* [Task statement]
The full set of lines below has to be written out again exactly.

═════ Exercise materials ═════

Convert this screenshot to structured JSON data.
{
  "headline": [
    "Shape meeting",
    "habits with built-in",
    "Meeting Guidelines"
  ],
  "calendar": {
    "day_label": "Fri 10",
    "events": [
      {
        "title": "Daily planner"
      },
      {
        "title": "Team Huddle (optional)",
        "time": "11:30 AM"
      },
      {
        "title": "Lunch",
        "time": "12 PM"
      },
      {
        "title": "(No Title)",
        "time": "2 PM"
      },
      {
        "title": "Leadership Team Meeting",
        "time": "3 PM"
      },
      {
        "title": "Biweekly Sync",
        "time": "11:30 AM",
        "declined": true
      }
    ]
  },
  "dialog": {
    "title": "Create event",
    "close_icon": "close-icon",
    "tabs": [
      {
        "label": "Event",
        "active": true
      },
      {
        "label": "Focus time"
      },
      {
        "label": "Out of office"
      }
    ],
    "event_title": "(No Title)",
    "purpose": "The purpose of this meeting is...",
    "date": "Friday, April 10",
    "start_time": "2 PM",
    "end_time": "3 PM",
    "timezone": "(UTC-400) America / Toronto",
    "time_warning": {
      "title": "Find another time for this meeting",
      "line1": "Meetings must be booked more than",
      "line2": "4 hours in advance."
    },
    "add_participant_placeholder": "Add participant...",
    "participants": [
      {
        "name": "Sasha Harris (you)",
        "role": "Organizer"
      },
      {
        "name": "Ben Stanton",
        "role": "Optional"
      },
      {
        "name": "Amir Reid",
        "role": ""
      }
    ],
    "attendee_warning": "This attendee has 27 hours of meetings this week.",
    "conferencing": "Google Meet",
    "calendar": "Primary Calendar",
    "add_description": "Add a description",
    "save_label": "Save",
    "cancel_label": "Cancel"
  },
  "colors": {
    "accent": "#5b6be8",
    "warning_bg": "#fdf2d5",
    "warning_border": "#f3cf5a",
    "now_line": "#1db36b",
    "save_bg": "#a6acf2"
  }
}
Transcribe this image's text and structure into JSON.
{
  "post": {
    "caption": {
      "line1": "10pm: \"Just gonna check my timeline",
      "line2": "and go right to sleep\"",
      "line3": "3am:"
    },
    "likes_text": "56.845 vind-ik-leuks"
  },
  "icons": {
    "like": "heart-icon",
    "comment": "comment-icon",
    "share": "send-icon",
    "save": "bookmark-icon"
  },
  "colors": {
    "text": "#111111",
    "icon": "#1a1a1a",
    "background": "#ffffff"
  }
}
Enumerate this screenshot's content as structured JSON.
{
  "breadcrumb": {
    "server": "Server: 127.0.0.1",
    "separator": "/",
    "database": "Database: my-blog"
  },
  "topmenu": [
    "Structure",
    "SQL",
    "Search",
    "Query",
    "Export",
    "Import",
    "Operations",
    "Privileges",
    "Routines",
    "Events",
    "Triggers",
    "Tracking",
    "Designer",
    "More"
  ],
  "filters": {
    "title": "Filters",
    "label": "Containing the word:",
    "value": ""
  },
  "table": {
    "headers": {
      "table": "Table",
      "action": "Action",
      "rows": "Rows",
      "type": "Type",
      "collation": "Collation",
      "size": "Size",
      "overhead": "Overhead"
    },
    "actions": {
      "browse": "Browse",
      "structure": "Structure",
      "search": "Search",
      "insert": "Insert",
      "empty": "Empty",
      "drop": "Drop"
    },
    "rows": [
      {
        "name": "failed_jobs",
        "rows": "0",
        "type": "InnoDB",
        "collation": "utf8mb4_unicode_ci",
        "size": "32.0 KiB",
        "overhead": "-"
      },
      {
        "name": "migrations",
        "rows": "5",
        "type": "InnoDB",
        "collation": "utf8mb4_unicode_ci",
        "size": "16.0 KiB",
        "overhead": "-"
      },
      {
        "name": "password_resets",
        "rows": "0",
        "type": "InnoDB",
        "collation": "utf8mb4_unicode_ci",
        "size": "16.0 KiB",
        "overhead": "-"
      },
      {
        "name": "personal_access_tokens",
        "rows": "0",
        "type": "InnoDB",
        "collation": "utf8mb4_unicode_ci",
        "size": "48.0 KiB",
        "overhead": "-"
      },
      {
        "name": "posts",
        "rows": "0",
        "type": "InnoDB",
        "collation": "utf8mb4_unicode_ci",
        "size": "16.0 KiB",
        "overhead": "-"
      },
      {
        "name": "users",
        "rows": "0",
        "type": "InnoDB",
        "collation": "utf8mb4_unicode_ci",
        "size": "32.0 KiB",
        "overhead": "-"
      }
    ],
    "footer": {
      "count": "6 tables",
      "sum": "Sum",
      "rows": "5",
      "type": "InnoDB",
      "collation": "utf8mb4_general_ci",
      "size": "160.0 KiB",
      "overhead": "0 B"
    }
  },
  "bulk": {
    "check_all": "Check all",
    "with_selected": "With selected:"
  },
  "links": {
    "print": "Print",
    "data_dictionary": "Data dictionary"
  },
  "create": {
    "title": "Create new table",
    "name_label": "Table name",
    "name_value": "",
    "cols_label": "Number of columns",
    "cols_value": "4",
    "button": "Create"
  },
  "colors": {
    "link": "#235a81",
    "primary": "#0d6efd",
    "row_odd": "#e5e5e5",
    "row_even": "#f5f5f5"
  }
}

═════

* [Solution to this exercise]
Convert this screenshot to structured JSON data.
{
  "headline": [
    "Shape meeting",
    "habits with built-in",
    "Meeting Guidelines"
  ],
  "calendar": {
    "day_label": "Fri 10",
    "events": [
      {
        "title": "Daily planner"
      },
      {
        "title": "Team Huddle (optional)",
        "time": "11:30 AM"
      },
      {
        "title": "Lunch",
        "time": "12 PM"
      },
      {
        "title": "(No Title)",
        "time": "2 PM"
      },
      {
        "title": "Leadership Team Meeting",
        "time": "3 PM"
      },
      {
        "title": "Biweekly Sync",
        "time": "11:30 AM",
        "declined": true
      }
    ]
  },
  "dialog": {
    "title": "Create event",
    "close_icon": "close-icon",
    "tabs": [
      {
        "label": "Event",
        "active": true
      },
      {
        "label": "Focus time"
      },
      {
        "label": "Out of office"
      }
    ],
    "event_title": "(No Title)",
    "purpose": "The purpose of this meeting is...",
    "date": "Friday, April 10",
    "start_time": "2 PM",
    "end_time": "3 PM",
    "timezone": "(UTC-400) America / Toronto",
    "time_warning": {
      "title": "Find another time for this meeting",
      "line1": "Meetings must be booked more than",
      "line2": "4 hours in advance."
    },
    "add_participant_placeholder": "Add participant...",
    "participants": [
      {
        "name": "Sasha Harris (you)",
        "role": "Organizer"
      },
      {
        "name": "Ben Stanton",
        "role": "Optional"
      },
      {
        "name": "Amir Reid",
        "role": ""
      }
    ],
    "attendee_warning": "This attendee has 27 hours of meetings this week.",
    "conferencing": "Google Meet",
    "calendar": "Primary Calendar",
    "add_description": "Add a description",
    "save_label": "Save",
    "cancel_label": "Cancel"
  },
  "colors": {
    "accent": "#5b6be8",
    "warning_bg": "#fdf2d5",
    "warning_border": "#f3cf5a",
    "now_line": "#1db36b",
    "save_bg": "#a6acf2"
  }
}
Transcribe this image's text and structure into JSON.
{
  "post": {
    "caption": {
      "line1": "10pm: \"Just gonna check my timeline",
      "line2": "and go right to sleep\"",
      "line3": "3am:"
    },
    "likes_text": "56.845 vind-ik-leuks"
  },
  "icons": {
    "like": "heart-icon",
    "comment": "comment-icon",
    "share": "send-icon",
    "save": "bookmark-icon"
  },
  "colors": {
    "text": "#111111",
    "icon": "#1a1a1a",
    "background": "#ffffff"
  }
}
Enumerate this screenshot's content as structured JSON.
{
  "breadcrumb": {
    "server": "Server: 127.0.0.1",
    "separator": "/",
    "database": "Database: my-blog"
  },
  "topmenu": [
    "Structure",
    "SQL",
    "Search",
    "Query",
    "Export",
    "Import",
    "Operations",
    "Privileges",
    "Routines",
    "Events",
    "Triggers",
    "Tracking",
    "Designer",
    "More"
  ],
  "filters": {
    "title": "Filters",
    "label": "Containing the word:",
    "value": ""
  },
  "table": {
    "headers": {
      "table": "Table",
      "action": "Action",
      "rows": "Rows",
      "type": "Type",
      "collation": "Collation",
      "size": "Size",
      "overhead": "Overhead"
    },
    "actions": {
      "browse": "Browse",
      "structure": "Structure",
      "search": "Search",
      "insert": "Insert",
      "empty": "Empty",
      "drop": "Drop"
    },
    "rows": [
      {
        "name": "failed_jobs",
        "rows": "0",
        "type": "InnoDB",
        "collation": "utf8mb4_unicode_ci",
        "size": "32.0 KiB",
        "overhead": "-"
      },
      {
        "name": "migrations",
        "rows": "5",
        "type": "InnoDB",
        "collation": "utf8mb4_unicode_ci",
        "size": "16.0 KiB",
        "overhead": "-"
      },
      {
        "name": "password_resets",
        "rows": "0",
        "type": "InnoDB",
        "collation": "utf8mb4_unicode_ci",
        "size": "16.0 KiB",
        "overhead": "-"
      },
      {
        "name": "personal_access_tokens",
        "rows": "0",
        "type": "InnoDB",
        "collation": "utf8mb4_unicode_ci",
        "size": "48.0 KiB",
        "overhead": "-"
      },
      {
        "name": "posts",
        "rows": "0",
        "type": "InnoDB",
        "collation": "utf8mb4_unicode_ci",
        "size": "16.0 KiB",
        "overhead": "-"
      },
      {
        "name": "users",
        "rows": "0",
        "type": "InnoDB",
        "collation": "utf8mb4_unicode_ci",
        "size": "32.0 KiB",
        "overhead": "-"
      }
    ],
    "footer": {
      "count": "6 tables",
      "sum": "Sum",
      "rows": "5",
      "type": "InnoDB",
      "collation": "utf8mb4_general_ci",
      "size": "160.0 KiB",
      "overhead": "0 B"
    }
  },
  "bulk": {
    "check_all": "Check all",
    "with_selected": "With selected:"
  },
  "links": {
    "print": "Print",
    "data_dictionary": "Data dictionary"
  },
  "create": {
    "title": "Create new table",
    "name_label": "Table name",
    "name_value": "",
    "cols_label": "Number of columns",
    "cols_value": "4",
    "button": "Create"
  },
  "colors": {
    "link": "#235a81",
    "primary": "#0d6efd",
    "row_odd": "#e5e5e5",
    "row_even": "#f5f5f5"
  }
}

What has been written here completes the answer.